*** Input data ***

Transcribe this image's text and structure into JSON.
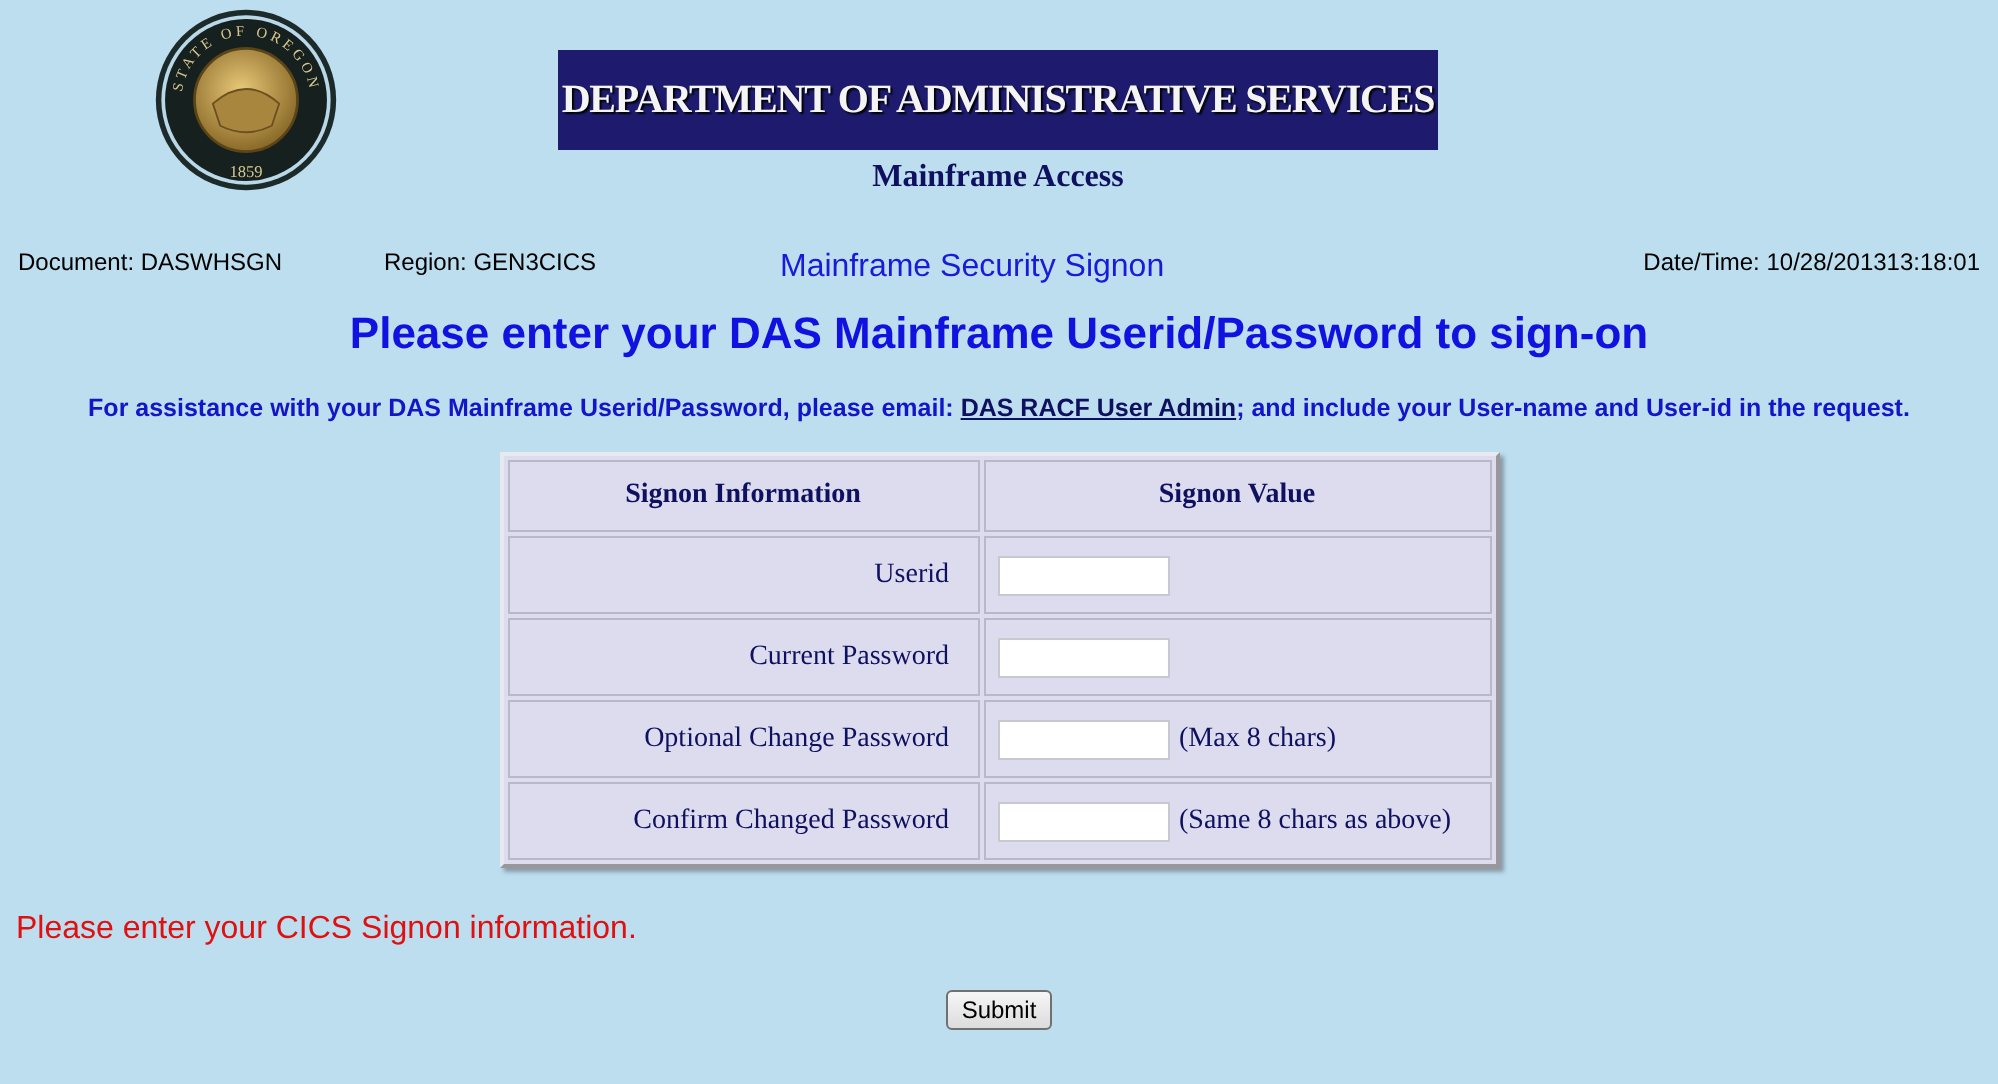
{
  "seal": {
    "ring_text": "STATE OF OREGON",
    "year": "1859"
  },
  "banner": "DEPARTMENT OF ADMINISTRATIVE SERVICES",
  "subtitle": "Mainframe Access",
  "info": {
    "document": "Document: DASWHSGN",
    "region": "Region: GEN3CICS",
    "title": "Mainframe Security Signon",
    "datetime": "Date/Time: 10/28/201313:18:01"
  },
  "heading": "Please enter your DAS Mainframe Userid/Password to sign-on",
  "assistance": {
    "before": "For assistance with your DAS Mainframe Userid/Password, please email:",
    "link": "DAS RACF User Admin",
    "after": "; and include your User-name and User-id in the request."
  },
  "table": {
    "columns": [
      "Signon Information",
      "Signon Value"
    ],
    "rows": [
      {
        "label": "Userid"
      },
      {
        "label": "Current Password"
      },
      {
        "label": "Optional Change Password",
        "note": "(Max 8 chars)"
      },
      {
        "label": "Confirm Changed Password",
        "note": "(Same 8 chars as above)"
      }
    ]
  },
  "message": "Please enter your CICS Signon information.",
  "submit": "Submit"
}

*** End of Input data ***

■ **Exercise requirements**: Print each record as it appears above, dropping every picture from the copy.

■ **Response below**:
Transcribe this image's text and structure into JSON.
{
  "seal": {
    "ring_text": "STATE OF OREGON",
    "year": "1859"
  },
  "banner": "DEPARTMENT OF ADMINISTRATIVE SERVICES",
  "subtitle": "Mainframe Access",
  "info": {
    "document": "Document: DASWHSGN",
    "region": "Region: GEN3CICS",
    "title": "Mainframe Security Signon",
    "datetime": "Date/Time: 10/28/201313:18:01"
  },
  "heading": "Please enter your DAS Mainframe Userid/Password to sign-on",
  "assistance": {
    "before": "For assistance with your DAS Mainframe Userid/Password, please email:",
    "link": "DAS RACF User Admin",
    "after": "; and include your User-name and User-id in the request."
  },
  "table": {
    "columns": [
      "Signon Information",
      "Signon Value"
    ],
    "rows": [
      {
        "label": "Userid"
      },
      {
        "label": "Current Password"
      },
      {
        "label": "Optional Change Password",
        "note": "(Max 8 chars)"
      },
      {
        "label": "Confirm Changed Password",
        "note": "(Same 8 chars as above)"
      }
    ]
  },
  "message": "Please enter your CICS Signon information.",
  "submit": "Submit"
}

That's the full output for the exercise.